# Negative binomial-distribution as background-model: How to calculate the p-value?

I would have a question to the statistics of the following paper:

Bioinformatics, Volume 28, Issue 23, 1 December 2012, Pages 3013–3020, https://doi.org/10.1093/bioinformatics/bts569

Simple summary:

This paper deals with the identification of interaction sites of a protein binding to various RNAs. Imagine the RNA as a string of positions where the protein can bind to (x-axis), with the number of bindings on the y-axis. You get random binding by chance: The more copies of this exact RNA you have in the cell, the more instances of random binding. This function of binding (random or specific) was found to be nicely fitted with zero-truncated binomial distributions. The idea is that only positions on the RNA that significantly exceed these negative binomial distributions-fit are considered "specific".

My question concerns the calculation of this significance of exceeding the background: They imply that this p-value depends on the amount of RNA and show how they account for different RNA concentrations in point "2.3 Peak finding".

Could you explain this concentration dependence to me? It is known that RNA concentration is proportional to the overall amount of observed bindings, so you basically just fill up your RNA-positions with more binding-events, BUT the proportions can be assumed to stay the same.

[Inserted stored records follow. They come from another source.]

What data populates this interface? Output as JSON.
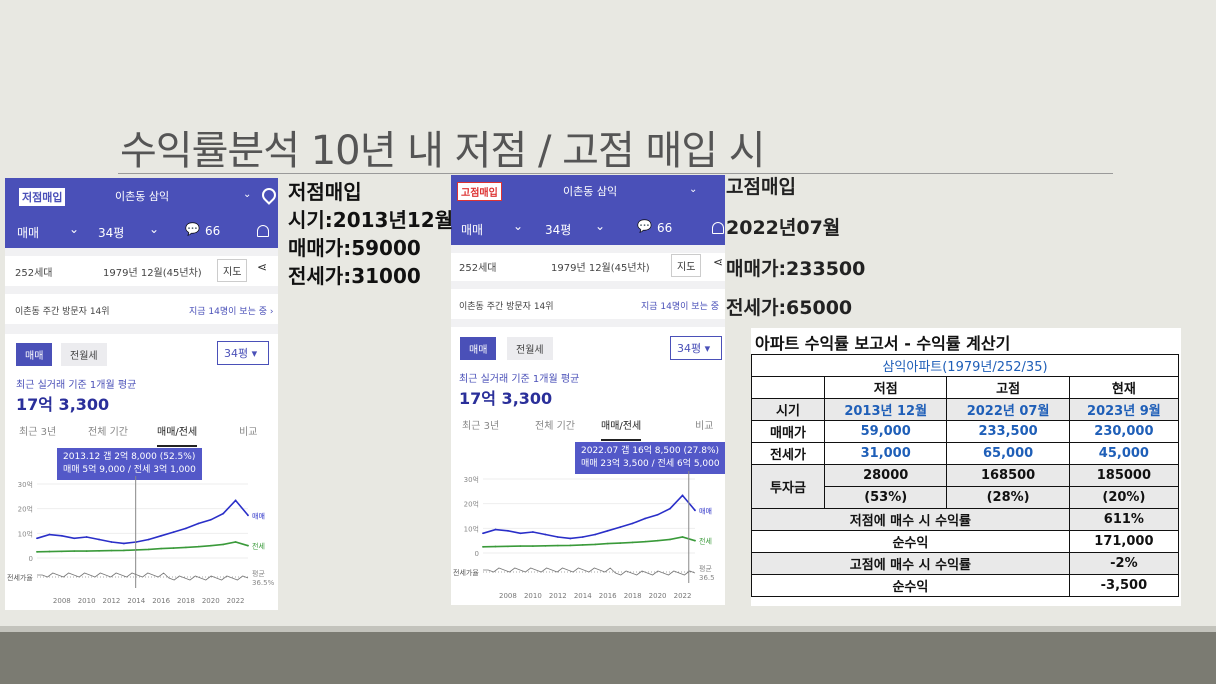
{
  "slide": {
    "title": "수익률분석 10년 내 저점 / 고점 매입 시"
  },
  "phones": [
    {
      "badge": "저점매입",
      "complex": "이촌동 삼익",
      "filters": {
        "deal": "매매",
        "size": "34평",
        "comments": "66"
      },
      "info": {
        "households": "252세대",
        "built": "1979년 12월(45년차)",
        "map_button": "지도"
      },
      "visitor": {
        "rank": "이촌동 주간 방문자 14위",
        "live": "지금 14명이 보는 중 ›"
      },
      "toggle": {
        "selected": "매매",
        "other": "전월세",
        "size": "34평"
      },
      "avg_label": "최근 실거래 기준 1개월 평균",
      "avg_price": "17억 3,300",
      "period_tabs": [
        "최근 3년",
        "전체 기간",
        "매매/전세",
        "비교"
      ],
      "tooltip": {
        "line1": "2013.12  갭 2억 8,000 (52.5%)",
        "line2": "매매 5억 9,000 / 전세 3억 1,000"
      },
      "side_labels": {
        "sale": "매매",
        "lease": "전세",
        "avg": "평균",
        "avg_pct": "36.5%",
        "ratio_label": "전세가율"
      }
    },
    {
      "badge": "고점매입",
      "complex": "이촌동 삼익",
      "filters": {
        "deal": "매매",
        "size": "34평",
        "comments": "66"
      },
      "info": {
        "households": "252세대",
        "built": "1979년 12월(45년차)",
        "map_button": "지도"
      },
      "visitor": {
        "rank": "이촌동 주간 방문자 14위",
        "live": "지금 14명이 보는 중"
      },
      "toggle": {
        "selected": "매매",
        "other": "전월세",
        "size": "34평"
      },
      "avg_label": "최근 실거래 기준 1개월 평균",
      "avg_price": "17억 3,300",
      "period_tabs": [
        "최근 3년",
        "전체 기간",
        "매매/전세",
        "비교"
      ],
      "tooltip": {
        "line1": "2022.07  갭 16억 8,500 (27.8%)",
        "line2": "매매 23억 3,500 / 전세 6억 5,000"
      },
      "side_labels": {
        "sale": "매매",
        "lease": "전세",
        "avg": "평균",
        "avg_pct": "36.5",
        "ratio_label": "전세가율"
      }
    }
  ],
  "chart_data": [
    {
      "type": "line",
      "x": [
        2006,
        2007,
        2008,
        2009,
        2010,
        2011,
        2012,
        2013,
        2014,
        2015,
        2016,
        2017,
        2018,
        2019,
        2020,
        2021,
        2022,
        2023
      ],
      "xticks": [
        "2008",
        "2010",
        "2012",
        "2014",
        "2016",
        "2018",
        "2020",
        "2022"
      ],
      "yticks": [
        "30억",
        "20억",
        "10억",
        "0"
      ],
      "ylim": [
        0,
        30
      ],
      "series": [
        {
          "name": "매매",
          "values": [
            8,
            9.5,
            9,
            8,
            8.5,
            7.5,
            6.5,
            5.9,
            6.5,
            7.5,
            9,
            10.5,
            12,
            14,
            15.5,
            18,
            23.35,
            17.3
          ]
        },
        {
          "name": "전세",
          "values": [
            2.5,
            2.6,
            2.7,
            2.8,
            2.8,
            2.9,
            3.0,
            3.1,
            3.3,
            3.5,
            3.8,
            4.0,
            4.3,
            4.6,
            5.0,
            5.5,
            6.5,
            5.0
          ]
        }
      ]
    },
    {
      "type": "line",
      "x": [
        2006,
        2007,
        2008,
        2009,
        2010,
        2011,
        2012,
        2013,
        2014,
        2015,
        2016,
        2017,
        2018,
        2019,
        2020,
        2021,
        2022,
        2023
      ],
      "xticks": [
        "2008",
        "2010",
        "2012",
        "2014",
        "2016",
        "2018",
        "2020",
        "2022"
      ],
      "yticks": [
        "30억",
        "20억",
        "10억",
        "0"
      ],
      "ylim": [
        0,
        30
      ],
      "series": [
        {
          "name": "매매",
          "values": [
            8,
            9.5,
            9,
            8,
            8.5,
            7.5,
            6.5,
            5.9,
            6.5,
            7.5,
            9,
            10.5,
            12,
            14,
            15.5,
            18,
            23.35,
            17.3
          ]
        },
        {
          "name": "전세",
          "values": [
            2.5,
            2.6,
            2.7,
            2.8,
            2.8,
            2.9,
            3.0,
            3.1,
            3.3,
            3.5,
            3.8,
            4.0,
            4.3,
            4.6,
            5.0,
            5.5,
            6.5,
            5.0
          ]
        }
      ]
    }
  ],
  "annotations": {
    "low": {
      "title": "저점매입",
      "time": "시기:2013년12월",
      "sale": "매매가:59000",
      "lease": "전세가:31000"
    },
    "high": {
      "title": "고점매입",
      "time": "2022년07월",
      "sale": "매매가:233500",
      "lease": "전세가:65000"
    }
  },
  "report": {
    "title": "아파트 수익률 보고서 - 수익률 계산기",
    "subtitle": "삼익아파트(1979년/252/35)",
    "headers": [
      "저점",
      "고점",
      "현재"
    ],
    "rows": [
      {
        "label": "시기",
        "values": [
          "2013년 12월",
          "2022년 07월",
          "2023년 9월"
        ]
      },
      {
        "label": "매매가",
        "values": [
          "59,000",
          "233,500",
          "230,000"
        ]
      },
      {
        "label": "전세가",
        "values": [
          "31,000",
          "65,000",
          "45,000"
        ]
      }
    ],
    "investment": {
      "label": "투자금",
      "values": [
        "28000",
        "168500",
        "185000"
      ],
      "pcts": [
        "(53%)",
        "(28%)",
        "(20%)"
      ]
    },
    "summary": [
      {
        "label": "저점에 매수 시 수익률",
        "value": "611%"
      },
      {
        "label": "순수익",
        "value": "171,000"
      },
      {
        "label": "고점에 매수 시 수익률",
        "value": "-2%"
      },
      {
        "label": "순수익",
        "value": "-3,500"
      }
    ]
  }
}
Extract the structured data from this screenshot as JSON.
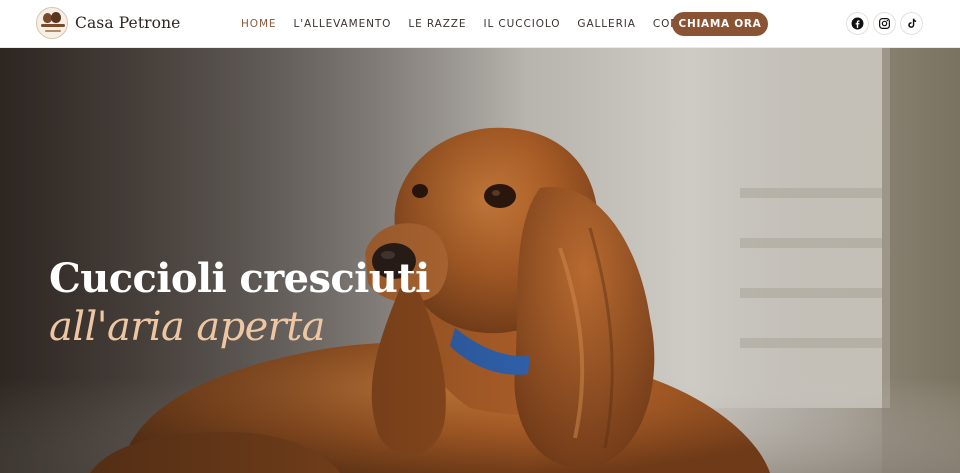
{
  "brand": {
    "name": "Casa Petrone",
    "logo_icon": "puppies-logo-icon"
  },
  "nav": {
    "items": [
      {
        "label": "HOME",
        "active": true
      },
      {
        "label": "L'ALLEVAMENTO",
        "active": false
      },
      {
        "label": "LE RAZZE",
        "active": false
      },
      {
        "label": "IL CUCCIOLO",
        "active": false
      },
      {
        "label": "GALLERIA",
        "active": false
      },
      {
        "label": "CONTATTI",
        "active": false
      }
    ]
  },
  "cta": {
    "label": "CHIAMA ORA"
  },
  "social": [
    {
      "icon": "facebook-icon"
    },
    {
      "icon": "instagram-icon"
    },
    {
      "icon": "tiktok-icon"
    }
  ],
  "hero": {
    "title": "Cuccioli cresciuti",
    "subtitle": "all'aria aperta",
    "image": "cocker-spaniel-photo"
  },
  "colors": {
    "accent": "#8a5334",
    "active_nav": "#8a5a3a",
    "subtitle": "#eec7a2",
    "text_dark": "#2e2622"
  }
}
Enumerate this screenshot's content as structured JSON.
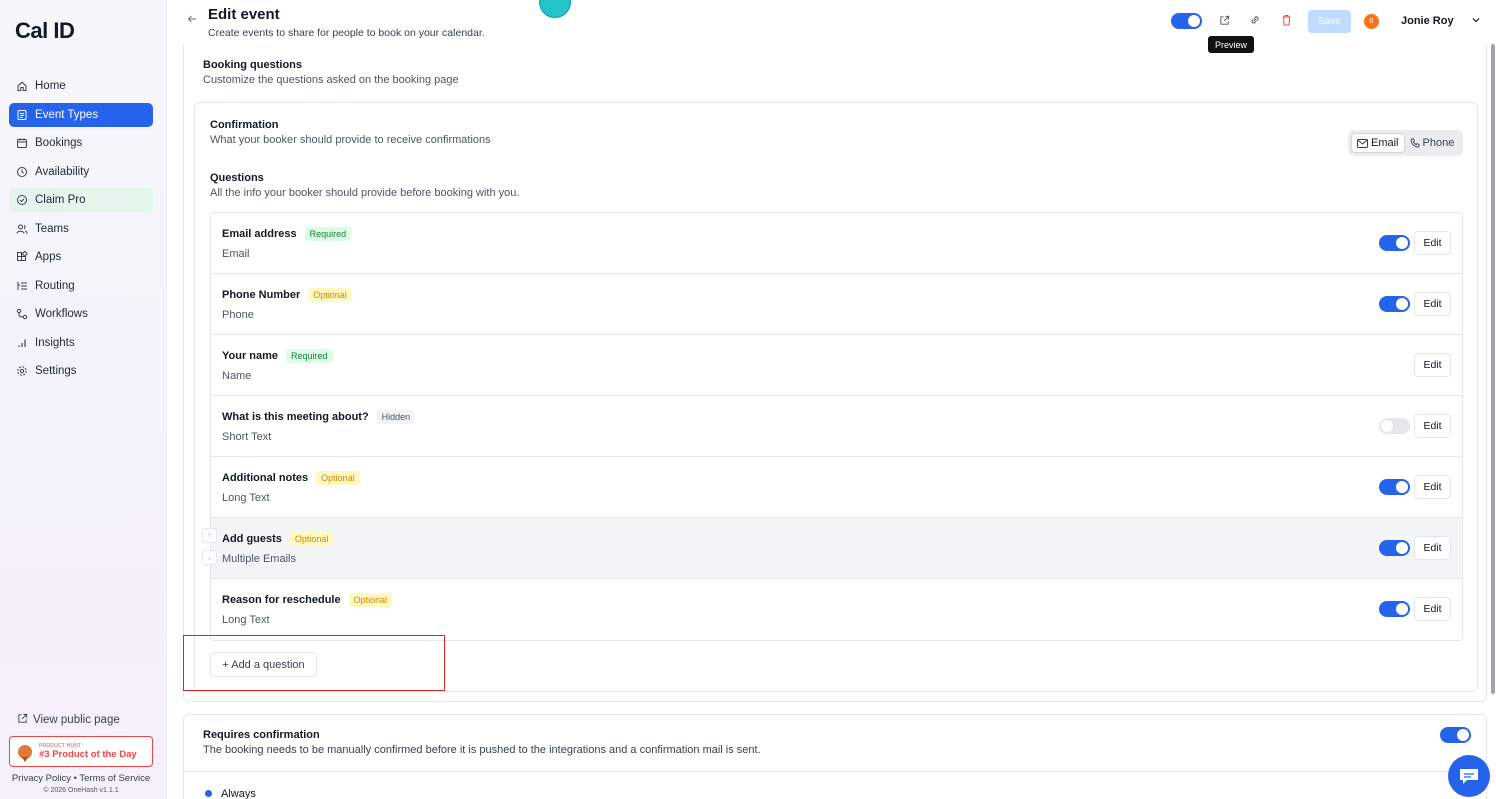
{
  "sidebar": {
    "logo": "Cal ID",
    "items": [
      {
        "label": "Home",
        "icon": "home-icon"
      },
      {
        "label": "Event Types",
        "icon": "event-types-icon"
      },
      {
        "label": "Bookings",
        "icon": "calendar-icon"
      },
      {
        "label": "Availability",
        "icon": "clock-icon"
      },
      {
        "label": "Claim Pro",
        "icon": "badge-icon"
      },
      {
        "label": "Teams",
        "icon": "users-icon"
      },
      {
        "label": "Apps",
        "icon": "grid-icon"
      },
      {
        "label": "Routing",
        "icon": "routing-icon"
      },
      {
        "label": "Workflows",
        "icon": "workflow-icon"
      },
      {
        "label": "Insights",
        "icon": "bar-chart-icon"
      },
      {
        "label": "Settings",
        "icon": "gear-icon"
      }
    ],
    "active_item": "Event Types",
    "view_public_page": "View public page",
    "product_hunt_small": "PRODUCT HUNT",
    "product_hunt_big": "#3 Product of the Day",
    "legal": "Privacy Policy • Terms of Service",
    "copyright": "© 2026 OneHash v1.1.1"
  },
  "header": {
    "title": "Edit event",
    "subtitle": "Create events to share for people to book on your calendar.",
    "save_label": "Save",
    "avatar_initial": "0",
    "user_name": "Jonie Roy",
    "tooltip": "Preview",
    "hidden_toggle_on": true
  },
  "booking_questions": {
    "title": "Booking questions",
    "subtitle": "Customize the questions asked on the booking page",
    "confirmation": {
      "title": "Confirmation",
      "subtitle": "What your booker should provide to receive confirmations",
      "options": [
        "Email",
        "Phone"
      ],
      "selected": "Email"
    },
    "questions": {
      "title": "Questions",
      "subtitle": "All the info your booker should provide before booking with you."
    },
    "edit_label": "Edit",
    "rows": [
      {
        "label": "Email address",
        "badge": "Required",
        "badge_type": "required",
        "type": "Email",
        "toggle": true,
        "show_toggle": true
      },
      {
        "label": "Phone Number",
        "badge": "Optional",
        "badge_type": "optional",
        "type": "Phone",
        "toggle": true,
        "show_toggle": true
      },
      {
        "label": "Your name",
        "badge": "Required",
        "badge_type": "required",
        "type": "Name",
        "toggle": null,
        "show_toggle": false
      },
      {
        "label": "What is this meeting about?",
        "badge": "Hidden",
        "badge_type": "hidden",
        "type": "Short Text",
        "toggle": false,
        "show_toggle": true
      },
      {
        "label": "Additional notes",
        "badge": "Optional",
        "badge_type": "optional",
        "type": "Long Text",
        "toggle": true,
        "show_toggle": true
      },
      {
        "label": "Add guests",
        "badge": "Optional",
        "badge_type": "optional",
        "type": "Multiple Emails",
        "toggle": true,
        "show_toggle": true
      },
      {
        "label": "Reason for reschedule",
        "badge": "Optional",
        "badge_type": "optional",
        "type": "Long Text",
        "toggle": true,
        "show_toggle": true
      }
    ],
    "add_question": "+ Add a question"
  },
  "requires_confirmation": {
    "title": "Requires confirmation",
    "subtitle": "The booking needs to be manually confirmed before it is pushed to the integrations and a confirmation mail is sent.",
    "enabled": true,
    "option": "Always"
  },
  "colors": {
    "accent": "#2563eb",
    "required": "#15803d",
    "optional": "#ca8a04",
    "danger": "#ef4444",
    "highlight_frame": "#dc2626"
  }
}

Isn't this model already robust to different RNA concentrations? What I mean is: Given you have sufficient RNA concentrations, would even higher RNA concentration lead to higher p-values? (without accounting for concentration) So would you expect to find more positions of specific binding, the higher the concentration of the RNA?